Burning mouth syndrome is a chronic condition caused by constant pain and burning in the oral cavity. It is associated with symptoms like a bitter or metallic taste, dry mouth and reduced saliva.
This syndrome commonly affects menopausal or post-menopausal women, but it may also emerge as a result of other health conditions, such as am infection (fungal, viral or bacterial), salivary gland problem, mouth sores, diabetes, hormonal disorders and nutritional deficiencies.
How to treat: If you suspect burning mouth syndrome, you should consult a doctor for a full evaluation and to identify the underlying cause. If related to another health condition, the burning mouth and bitter taste will usually resolve once the causative illness is corrected.
Treatment for burning mouth syndrome that is unrelated to another health condition is usually aimed at relieving active symptoms. The doctor may prescribe benzodiazepines (like clonazepam), lipoic acid supplements, capsaicin, anticonvulsants or tricyclic antidepressants.
10. Chemotherapy or radiation therapy
Some medications used for chemotherapy can damage taste buds and cause changes to taste. Many chemo patients report a bitter or metallic taste in their mouth.
Radiation therapy used to treat head and neck cancers can also damage taste buds, as these are sensitive to radiation. Other related symptoms include dry mouth, sore mouth, and sore throat, all which can worsen the bitter taste in the mouth.
How to treat: A bitter taste in the mouth generally improves 3 to 4 weeks after the last treatment. However, you can consider measures to prevent worsening, like chewing gum, sucking on hard candy, avoiding canned foods, seasoning foods with natural herbs, keeping your mouth clean and eating food at room temperature.
You can also perform a sodium bicarbonate, salt and water gargle to help improve the taste of food. Mix one teaspoon of salt and one teaspoon of sodium bicarbonate in 4 cups of water.
11. Pine mouth
Pine mouth is a condition that some people may experience after eating pine nuts. It is characterized by a bitter taste in the mouth and discomfort, which can appear 1 to 3 days (and up to 2 weeks) after eating pine nuts. The cause of this condition is unknown.

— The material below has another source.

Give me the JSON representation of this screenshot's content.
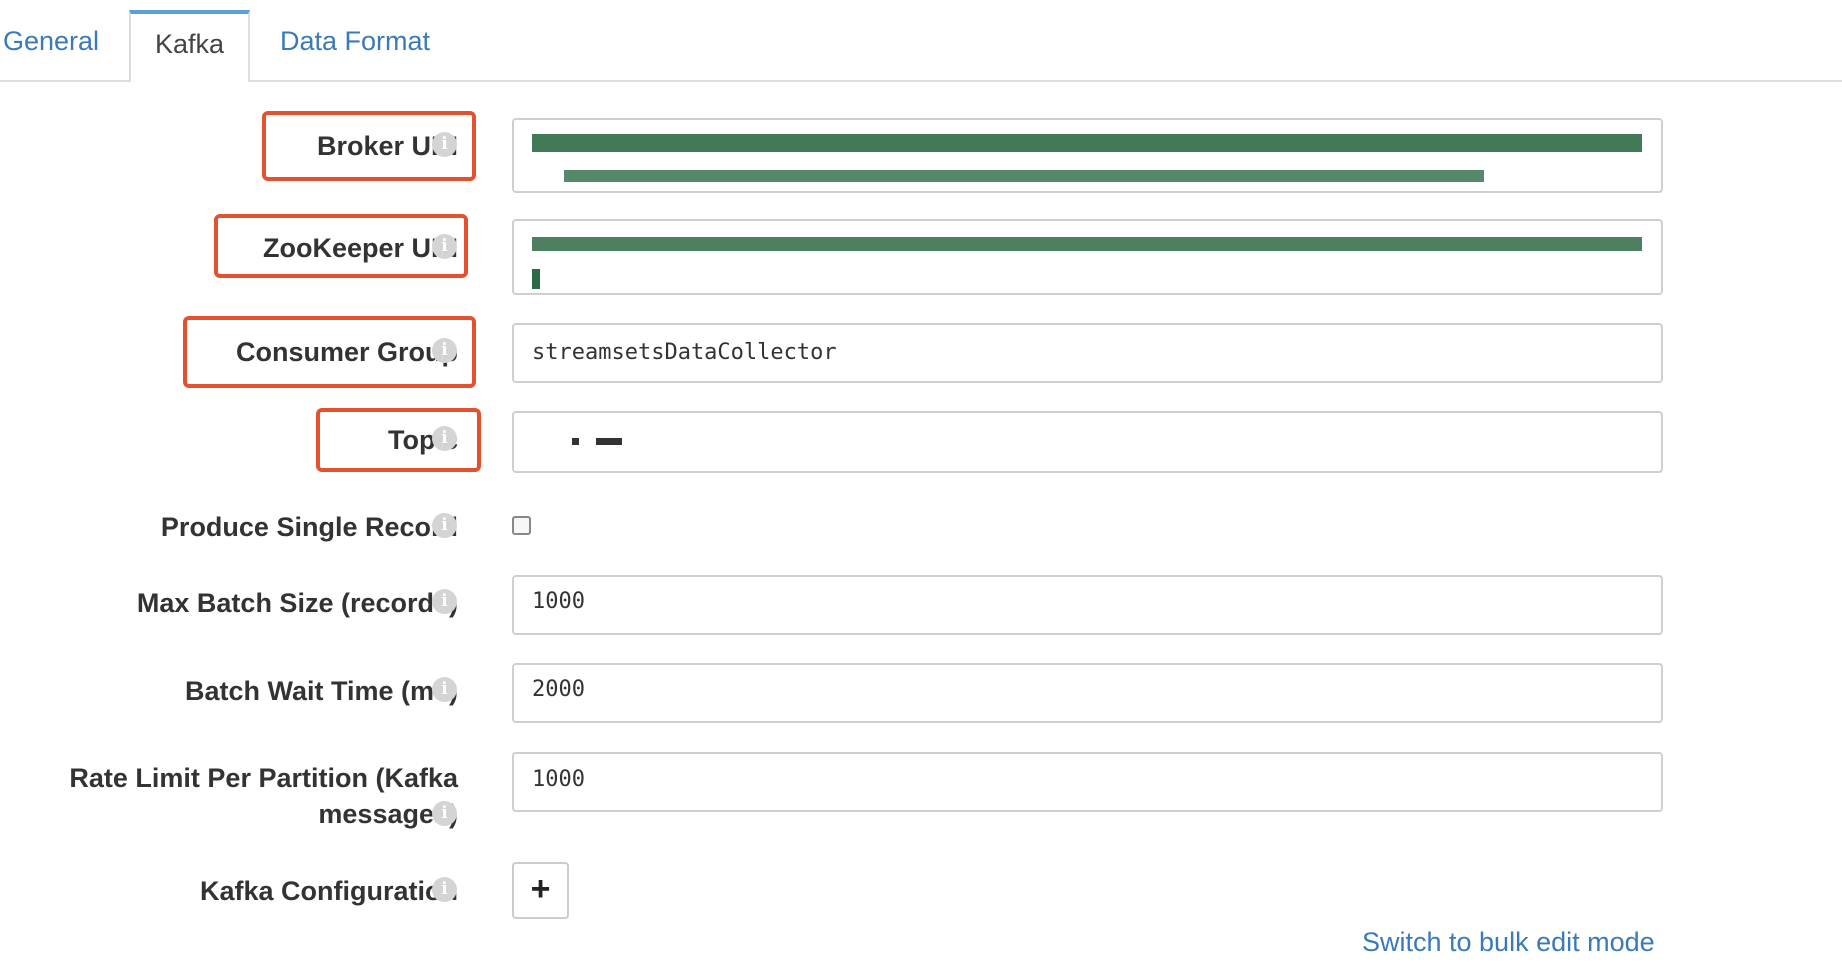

How to treat: Treatment is not necessary for pine mouth, as the bitter taste usually resolves on its own within a few days.